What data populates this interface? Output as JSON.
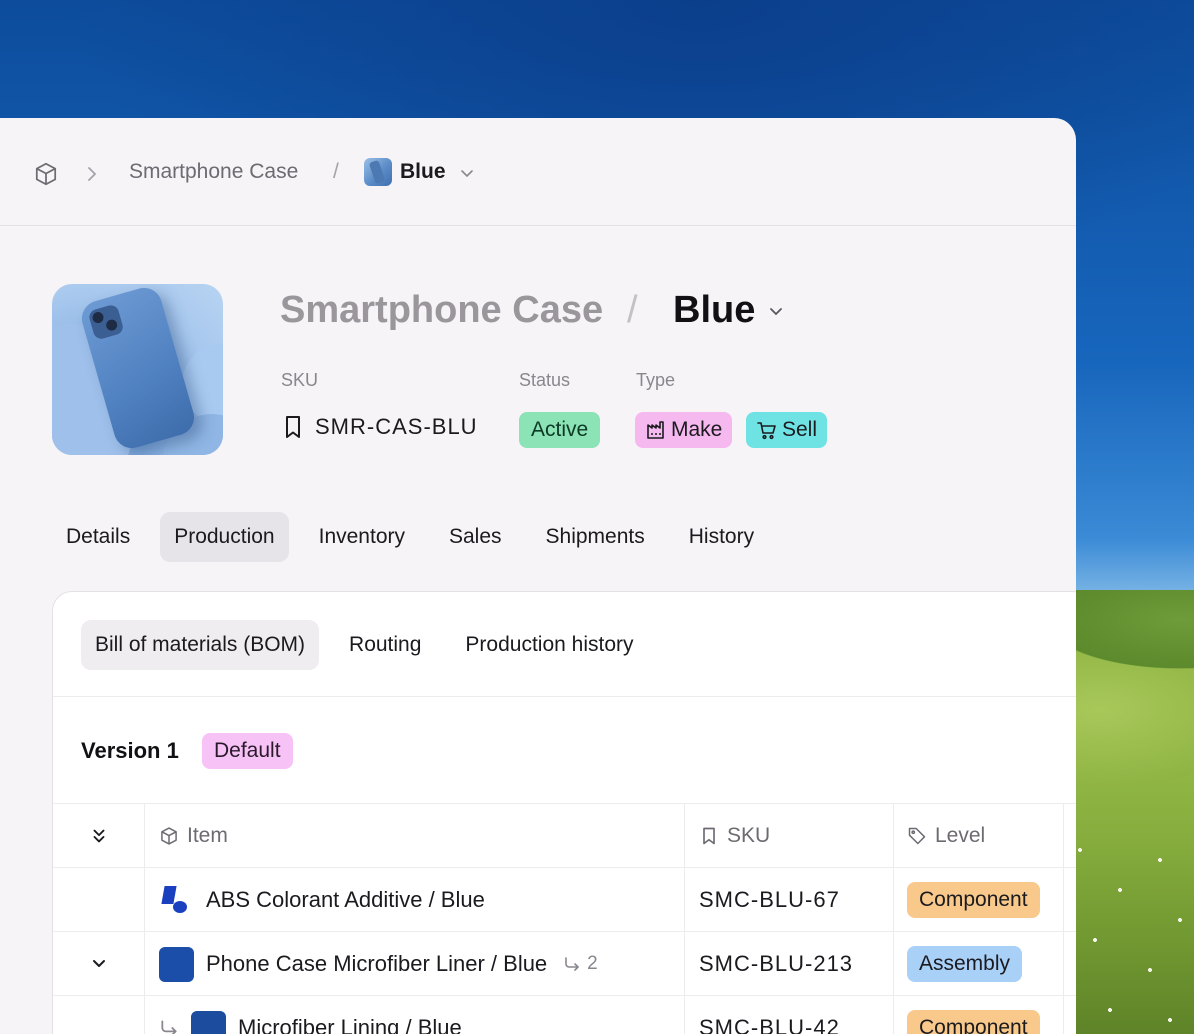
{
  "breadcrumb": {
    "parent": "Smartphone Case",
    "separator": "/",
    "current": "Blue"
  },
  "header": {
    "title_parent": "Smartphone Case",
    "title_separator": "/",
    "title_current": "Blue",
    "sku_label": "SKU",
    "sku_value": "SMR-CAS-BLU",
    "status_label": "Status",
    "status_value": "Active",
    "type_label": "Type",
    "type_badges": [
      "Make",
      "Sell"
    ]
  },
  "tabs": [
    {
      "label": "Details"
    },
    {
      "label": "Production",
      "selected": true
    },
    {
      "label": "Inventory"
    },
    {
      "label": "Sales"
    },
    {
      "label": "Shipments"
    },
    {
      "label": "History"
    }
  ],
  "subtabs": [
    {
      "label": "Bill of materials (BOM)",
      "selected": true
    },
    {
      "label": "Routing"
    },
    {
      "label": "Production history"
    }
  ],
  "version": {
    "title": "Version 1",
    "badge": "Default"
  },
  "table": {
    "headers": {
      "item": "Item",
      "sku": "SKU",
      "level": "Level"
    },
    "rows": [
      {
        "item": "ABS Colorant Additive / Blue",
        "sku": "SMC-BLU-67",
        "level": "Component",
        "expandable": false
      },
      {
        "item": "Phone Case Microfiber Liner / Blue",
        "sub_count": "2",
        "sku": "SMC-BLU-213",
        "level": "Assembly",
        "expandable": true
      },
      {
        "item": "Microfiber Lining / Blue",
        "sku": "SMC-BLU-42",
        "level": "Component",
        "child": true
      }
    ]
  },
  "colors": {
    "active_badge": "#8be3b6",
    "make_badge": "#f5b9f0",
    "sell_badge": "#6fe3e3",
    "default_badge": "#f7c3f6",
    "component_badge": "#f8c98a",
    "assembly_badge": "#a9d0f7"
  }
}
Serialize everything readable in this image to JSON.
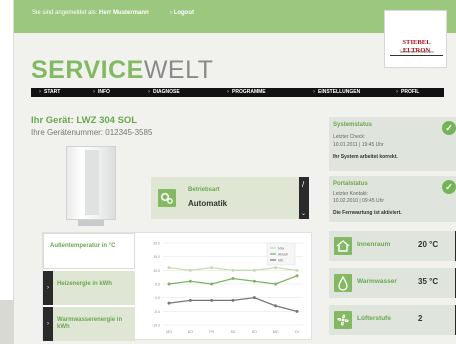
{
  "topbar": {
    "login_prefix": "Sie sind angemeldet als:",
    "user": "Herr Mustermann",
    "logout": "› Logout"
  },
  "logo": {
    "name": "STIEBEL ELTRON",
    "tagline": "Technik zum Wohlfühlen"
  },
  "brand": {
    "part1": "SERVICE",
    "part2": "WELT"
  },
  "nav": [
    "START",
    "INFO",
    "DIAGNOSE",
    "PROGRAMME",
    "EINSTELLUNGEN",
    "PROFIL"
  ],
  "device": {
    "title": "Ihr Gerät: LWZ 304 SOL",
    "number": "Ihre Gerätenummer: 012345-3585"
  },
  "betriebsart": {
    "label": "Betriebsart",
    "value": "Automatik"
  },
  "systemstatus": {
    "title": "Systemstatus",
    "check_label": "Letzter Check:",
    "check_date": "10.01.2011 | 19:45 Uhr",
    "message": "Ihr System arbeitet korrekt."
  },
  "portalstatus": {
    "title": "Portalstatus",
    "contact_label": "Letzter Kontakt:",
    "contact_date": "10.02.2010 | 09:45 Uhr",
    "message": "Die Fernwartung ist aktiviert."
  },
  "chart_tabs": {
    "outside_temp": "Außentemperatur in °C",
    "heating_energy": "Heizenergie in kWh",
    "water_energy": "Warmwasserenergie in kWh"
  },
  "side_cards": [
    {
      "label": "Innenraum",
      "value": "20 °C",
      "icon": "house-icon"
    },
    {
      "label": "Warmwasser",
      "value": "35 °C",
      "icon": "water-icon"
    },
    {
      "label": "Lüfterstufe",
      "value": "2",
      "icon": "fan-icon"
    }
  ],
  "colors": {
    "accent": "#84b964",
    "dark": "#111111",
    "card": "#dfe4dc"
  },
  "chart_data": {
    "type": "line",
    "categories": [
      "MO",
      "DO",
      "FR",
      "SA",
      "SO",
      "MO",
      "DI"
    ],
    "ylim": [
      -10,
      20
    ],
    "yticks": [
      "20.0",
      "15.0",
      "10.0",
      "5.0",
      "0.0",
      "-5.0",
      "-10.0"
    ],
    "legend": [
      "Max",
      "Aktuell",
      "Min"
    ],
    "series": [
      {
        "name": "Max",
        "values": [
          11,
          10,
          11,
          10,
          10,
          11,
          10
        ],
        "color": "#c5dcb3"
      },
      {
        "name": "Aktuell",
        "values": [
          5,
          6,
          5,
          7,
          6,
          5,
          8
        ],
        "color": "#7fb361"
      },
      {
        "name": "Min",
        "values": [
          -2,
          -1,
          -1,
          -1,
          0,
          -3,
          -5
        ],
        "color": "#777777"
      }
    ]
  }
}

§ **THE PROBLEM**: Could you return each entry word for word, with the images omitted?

§ **RESULT OF THE EXERCISE**:
What data populates this interface? Output as JSON.
{
  "breadcrumb": {
    "parent": "Smartphone Case",
    "separator": "/",
    "current": "Blue"
  },
  "header": {
    "title_parent": "Smartphone Case",
    "title_separator": "/",
    "title_current": "Blue",
    "sku_label": "SKU",
    "sku_value": "SMR-CAS-BLU",
    "status_label": "Status",
    "status_value": "Active",
    "type_label": "Type",
    "type_badges": [
      "Make",
      "Sell"
    ]
  },
  "tabs": [
    {
      "label": "Details"
    },
    {
      "label": "Production",
      "selected": true
    },
    {
      "label": "Inventory"
    },
    {
      "label": "Sales"
    },
    {
      "label": "Shipments"
    },
    {
      "label": "History"
    }
  ],
  "subtabs": [
    {
      "label": "Bill of materials (BOM)",
      "selected": true
    },
    {
      "label": "Routing"
    },
    {
      "label": "Production history"
    }
  ],
  "version": {
    "title": "Version 1",
    "badge": "Default"
  },
  "table": {
    "headers": {
      "item": "Item",
      "sku": "SKU",
      "level": "Level"
    },
    "rows": [
      {
        "item": "ABS Colorant Additive / Blue",
        "sku": "SMC-BLU-67",
        "level": "Component",
        "expandable": false
      },
      {
        "item": "Phone Case Microfiber Liner / Blue",
        "sub_count": "2",
        "sku": "SMC-BLU-213",
        "level": "Assembly",
        "expandable": true
      },
      {
        "item": "Microfiber Lining / Blue",
        "sku": "SMC-BLU-42",
        "level": "Component",
        "child": true
      }
    ]
  },
  "colors": {
    "active_badge": "#8be3b6",
    "make_badge": "#f5b9f0",
    "sell_badge": "#6fe3e3",
    "default_badge": "#f7c3f6",
    "component_badge": "#f8c98a",
    "assembly_badge": "#a9d0f7"
  }
}
Serialize everything readable in this image to JSON.
{
  "topbar": {
    "login_prefix": "Sie sind angemeldet als:",
    "user": "Herr Mustermann",
    "logout": "› Logout"
  },
  "logo": {
    "name": "STIEBEL ELTRON",
    "tagline": "Technik zum Wohlfühlen"
  },
  "brand": {
    "part1": "SERVICE",
    "part2": "WELT"
  },
  "nav": [
    "START",
    "INFO",
    "DIAGNOSE",
    "PROGRAMME",
    "EINSTELLUNGEN",
    "PROFIL"
  ],
  "device": {
    "title": "Ihr Gerät: LWZ 304 SOL",
    "number": "Ihre Gerätenummer: 012345-3585"
  },
  "betriebsart": {
    "label": "Betriebsart",
    "value": "Automatik"
  },
  "systemstatus": {
    "title": "Systemstatus",
    "check_label": "Letzter Check:",
    "check_date": "10.01.2011 | 19:45 Uhr",
    "message": "Ihr System arbeitet korrekt."
  },
  "portalstatus": {
    "title": "Portalstatus",
    "contact_label": "Letzter Kontakt:",
    "contact_date": "10.02.2010 | 09:45 Uhr",
    "message": "Die Fernwartung ist aktiviert."
  },
  "chart_tabs": {
    "outside_temp": "Außentemperatur in °C",
    "heating_energy": "Heizenergie in kWh",
    "water_energy": "Warmwasserenergie in kWh"
  },
  "side_cards": [
    {
      "label": "Innenraum",
      "value": "20 °C",
      "icon": "house-icon"
    },
    {
      "label": "Warmwasser",
      "value": "35 °C",
      "icon": "water-icon"
    },
    {
      "label": "Lüfterstufe",
      "value": "2",
      "icon": "fan-icon"
    }
  ],
  "colors": {
    "accent": "#84b964",
    "dark": "#111111",
    "card": "#dfe4dc"
  },
  "chart_data": {
    "type": "line",
    "categories": [
      "MO",
      "DO",
      "FR",
      "SA",
      "SO",
      "MO",
      "DI"
    ],
    "ylim": [
      -10,
      20
    ],
    "yticks": [
      "20.0",
      "15.0",
      "10.0",
      "5.0",
      "0.0",
      "-5.0",
      "-10.0"
    ],
    "legend": [
      "Max",
      "Aktuell",
      "Min"
    ],
    "series": [
      {
        "name": "Max",
        "values": [
          11,
          10,
          11,
          10,
          10,
          11,
          10
        ],
        "color": "#c5dcb3"
      },
      {
        "name": "Aktuell",
        "values": [
          5,
          6,
          5,
          7,
          6,
          5,
          8
        ],
        "color": "#7fb361"
      },
      {
        "name": "Min",
        "values": [
          -2,
          -1,
          -1,
          -1,
          0,
          -3,
          -5
        ],
        "color": "#777777"
      }
    ]
  }
}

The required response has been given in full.